    This book is a departure for Faye Kellerman, who usually writes about Detective Peter Decker, and in this suspense novel the main characters are teenagers. Vicks, a brilliant senior in high school, is obsessed with finding out who raped and murdered his older sister several years earlier. Since her death he has withdrawn from socializing and devoted his time and mind to trying to outwit and locate the killer in order to get revenge. He sees the detective on the case as his only friend, although he remains close to his sister Haley and her best friend Lilly. When a new girl, Ro, joins the senior class, they become friends, partly because of their common bond of both having a sister die. With the background of high school social interactions complicating Vicks's pursuit of the killer, the reader gets occasional glimpses into the perpetrator's stream of consciousness, and the suspense builds with a sense of pending doom. Kellerman's description of teen dialog is sometimes spot on, yet sometimes seems to come from an adult's point of view. The book seems quite long, and I believe some of the interplay among the teens could have been left out without detracting from the plot.
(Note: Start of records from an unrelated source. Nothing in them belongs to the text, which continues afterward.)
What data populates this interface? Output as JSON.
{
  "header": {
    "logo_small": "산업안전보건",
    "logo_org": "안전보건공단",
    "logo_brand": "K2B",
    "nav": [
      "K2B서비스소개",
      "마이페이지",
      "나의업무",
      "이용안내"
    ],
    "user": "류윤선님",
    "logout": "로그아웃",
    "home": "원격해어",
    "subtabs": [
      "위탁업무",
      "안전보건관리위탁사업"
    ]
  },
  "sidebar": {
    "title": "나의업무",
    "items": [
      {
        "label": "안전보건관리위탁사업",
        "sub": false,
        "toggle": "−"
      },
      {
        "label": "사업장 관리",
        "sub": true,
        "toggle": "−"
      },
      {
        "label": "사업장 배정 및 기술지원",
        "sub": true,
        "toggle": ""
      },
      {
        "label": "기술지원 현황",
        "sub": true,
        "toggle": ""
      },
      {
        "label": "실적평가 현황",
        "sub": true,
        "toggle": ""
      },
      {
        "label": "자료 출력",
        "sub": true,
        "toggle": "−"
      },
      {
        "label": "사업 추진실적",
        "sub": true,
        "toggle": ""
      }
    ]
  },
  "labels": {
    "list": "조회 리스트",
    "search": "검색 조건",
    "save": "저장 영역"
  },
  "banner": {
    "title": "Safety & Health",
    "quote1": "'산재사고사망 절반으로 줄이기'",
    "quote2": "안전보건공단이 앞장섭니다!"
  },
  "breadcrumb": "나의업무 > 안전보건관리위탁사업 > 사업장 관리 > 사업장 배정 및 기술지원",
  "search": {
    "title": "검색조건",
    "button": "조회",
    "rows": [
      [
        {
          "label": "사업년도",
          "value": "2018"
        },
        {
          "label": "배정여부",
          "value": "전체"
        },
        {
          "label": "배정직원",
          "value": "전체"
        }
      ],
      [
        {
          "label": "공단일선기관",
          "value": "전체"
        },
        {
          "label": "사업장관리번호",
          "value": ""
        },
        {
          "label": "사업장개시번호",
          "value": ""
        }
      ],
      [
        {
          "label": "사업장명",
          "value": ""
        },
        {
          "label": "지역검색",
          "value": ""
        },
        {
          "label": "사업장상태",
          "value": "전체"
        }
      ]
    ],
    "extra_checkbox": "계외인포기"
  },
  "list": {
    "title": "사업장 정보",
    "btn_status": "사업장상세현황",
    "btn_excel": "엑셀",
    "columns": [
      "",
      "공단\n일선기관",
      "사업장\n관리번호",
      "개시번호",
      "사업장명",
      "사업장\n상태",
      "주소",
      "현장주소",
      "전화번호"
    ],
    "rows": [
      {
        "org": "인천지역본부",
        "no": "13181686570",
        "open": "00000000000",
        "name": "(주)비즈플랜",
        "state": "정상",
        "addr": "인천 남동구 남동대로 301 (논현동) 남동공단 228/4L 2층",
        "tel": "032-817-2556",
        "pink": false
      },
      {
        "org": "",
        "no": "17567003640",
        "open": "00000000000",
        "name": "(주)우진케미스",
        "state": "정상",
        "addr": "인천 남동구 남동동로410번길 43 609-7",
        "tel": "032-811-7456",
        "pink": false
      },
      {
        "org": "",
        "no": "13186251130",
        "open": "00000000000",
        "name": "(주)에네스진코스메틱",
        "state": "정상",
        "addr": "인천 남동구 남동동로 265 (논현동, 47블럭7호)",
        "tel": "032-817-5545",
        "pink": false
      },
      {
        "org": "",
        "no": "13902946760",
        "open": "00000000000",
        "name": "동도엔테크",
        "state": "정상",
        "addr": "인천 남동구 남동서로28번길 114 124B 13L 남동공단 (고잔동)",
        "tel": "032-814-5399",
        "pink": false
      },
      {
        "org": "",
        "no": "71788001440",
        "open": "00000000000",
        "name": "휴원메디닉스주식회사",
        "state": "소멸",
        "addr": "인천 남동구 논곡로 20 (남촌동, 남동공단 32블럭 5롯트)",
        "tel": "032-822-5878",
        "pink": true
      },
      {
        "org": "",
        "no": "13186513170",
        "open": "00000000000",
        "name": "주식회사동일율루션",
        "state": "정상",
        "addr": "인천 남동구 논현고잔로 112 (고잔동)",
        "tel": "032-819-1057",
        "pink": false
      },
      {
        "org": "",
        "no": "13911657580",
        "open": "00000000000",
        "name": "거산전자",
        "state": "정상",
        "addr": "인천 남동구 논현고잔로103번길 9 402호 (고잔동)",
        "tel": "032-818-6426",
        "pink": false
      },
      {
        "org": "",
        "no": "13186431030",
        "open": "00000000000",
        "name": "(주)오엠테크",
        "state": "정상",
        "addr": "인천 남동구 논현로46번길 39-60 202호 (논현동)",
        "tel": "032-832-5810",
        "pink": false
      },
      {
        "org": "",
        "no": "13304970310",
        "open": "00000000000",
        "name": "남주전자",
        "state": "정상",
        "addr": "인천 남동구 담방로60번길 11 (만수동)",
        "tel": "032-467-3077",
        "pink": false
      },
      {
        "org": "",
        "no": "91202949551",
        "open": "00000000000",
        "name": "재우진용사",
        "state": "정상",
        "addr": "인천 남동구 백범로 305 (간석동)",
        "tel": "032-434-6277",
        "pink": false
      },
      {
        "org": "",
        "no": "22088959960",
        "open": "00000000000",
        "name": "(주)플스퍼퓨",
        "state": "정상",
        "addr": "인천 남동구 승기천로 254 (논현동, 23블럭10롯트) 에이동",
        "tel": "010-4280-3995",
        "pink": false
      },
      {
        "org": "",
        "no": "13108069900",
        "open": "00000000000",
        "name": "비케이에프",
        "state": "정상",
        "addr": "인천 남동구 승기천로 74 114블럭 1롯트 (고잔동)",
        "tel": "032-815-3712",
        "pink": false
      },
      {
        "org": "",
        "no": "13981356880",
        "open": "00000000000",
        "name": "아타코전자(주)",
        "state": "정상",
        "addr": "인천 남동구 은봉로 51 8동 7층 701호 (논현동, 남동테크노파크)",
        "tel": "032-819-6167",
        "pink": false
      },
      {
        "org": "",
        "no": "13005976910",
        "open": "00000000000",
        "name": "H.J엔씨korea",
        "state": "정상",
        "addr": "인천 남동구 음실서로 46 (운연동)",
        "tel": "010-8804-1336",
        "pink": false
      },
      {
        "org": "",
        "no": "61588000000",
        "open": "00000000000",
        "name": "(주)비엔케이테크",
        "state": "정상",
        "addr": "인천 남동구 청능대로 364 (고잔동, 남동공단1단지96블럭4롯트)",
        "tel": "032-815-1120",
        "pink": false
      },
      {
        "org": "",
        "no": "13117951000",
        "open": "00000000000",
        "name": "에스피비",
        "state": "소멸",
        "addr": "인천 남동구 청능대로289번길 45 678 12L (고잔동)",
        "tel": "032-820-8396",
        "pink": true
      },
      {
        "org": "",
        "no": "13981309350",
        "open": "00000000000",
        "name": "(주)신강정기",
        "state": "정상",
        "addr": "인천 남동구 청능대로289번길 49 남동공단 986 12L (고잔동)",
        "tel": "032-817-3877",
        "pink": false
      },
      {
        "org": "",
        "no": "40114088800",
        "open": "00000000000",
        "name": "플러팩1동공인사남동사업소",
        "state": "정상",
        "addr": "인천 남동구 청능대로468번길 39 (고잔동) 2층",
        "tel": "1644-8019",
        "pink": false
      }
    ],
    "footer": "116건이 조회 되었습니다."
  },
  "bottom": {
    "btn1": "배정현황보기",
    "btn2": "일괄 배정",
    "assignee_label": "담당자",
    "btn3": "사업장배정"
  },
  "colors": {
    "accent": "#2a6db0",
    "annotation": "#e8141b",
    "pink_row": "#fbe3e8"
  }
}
  • (4/5)
    Good but needs tweaking. Some dialogue between Ben and Ro was awkward, as though forced. Too much teen drama for me. Shouldn't Vicksburg family continue to get counseling especially Ben? Why does he feel solely responsible? Because he feels his parents and Shanks aren't doing what he thinks they should? While he is obviously genius material isn't he almost too perfect?I like the very American mixture of Ben's family history, some of New Mexico's history and native crafts, and terrain and hiking trails. With fine tuning I could see Ben becoming a continuing character as he grows up perhaps as a high-level investigator for police department, FBI, specifically in missing persons cases, cold cases, or serial murders.
  • (3/5)
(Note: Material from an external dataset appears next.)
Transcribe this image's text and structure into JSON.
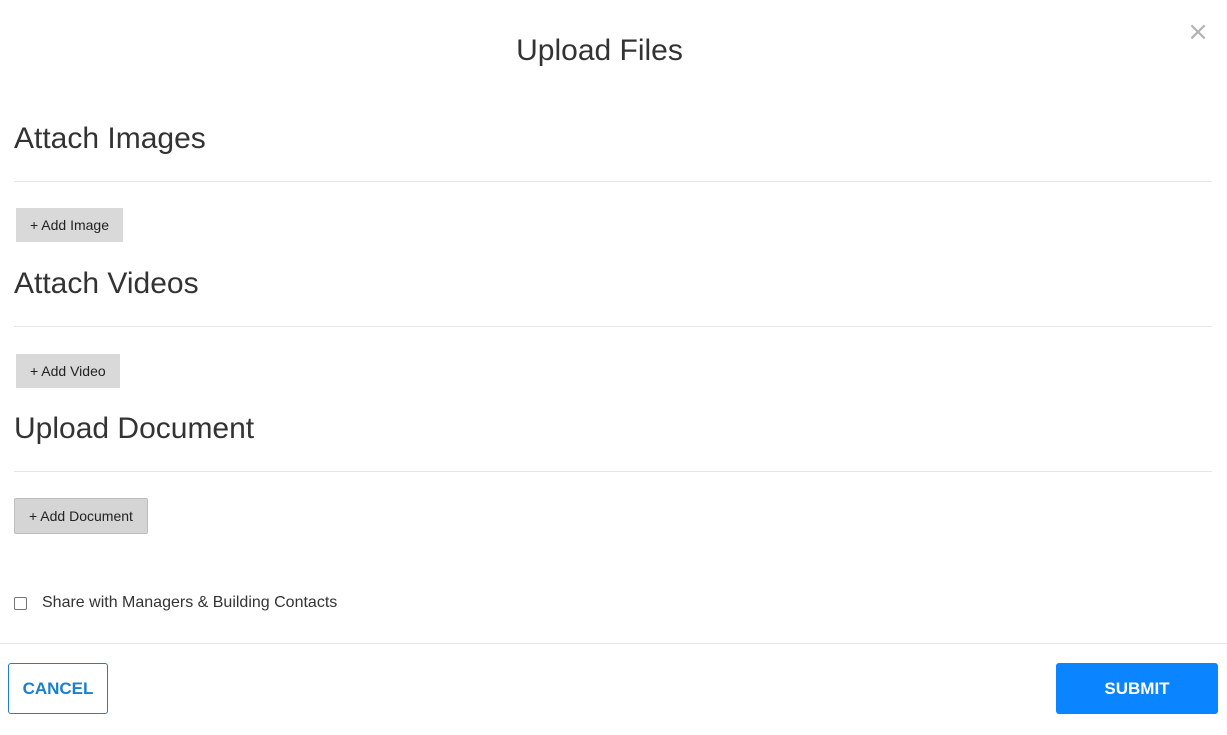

    After Ben's sister is murdered, he becomes obsessed with finding her killer. His research leads him to believe that a serial killer is the culprit. He and his girlfriend work on locating the killer.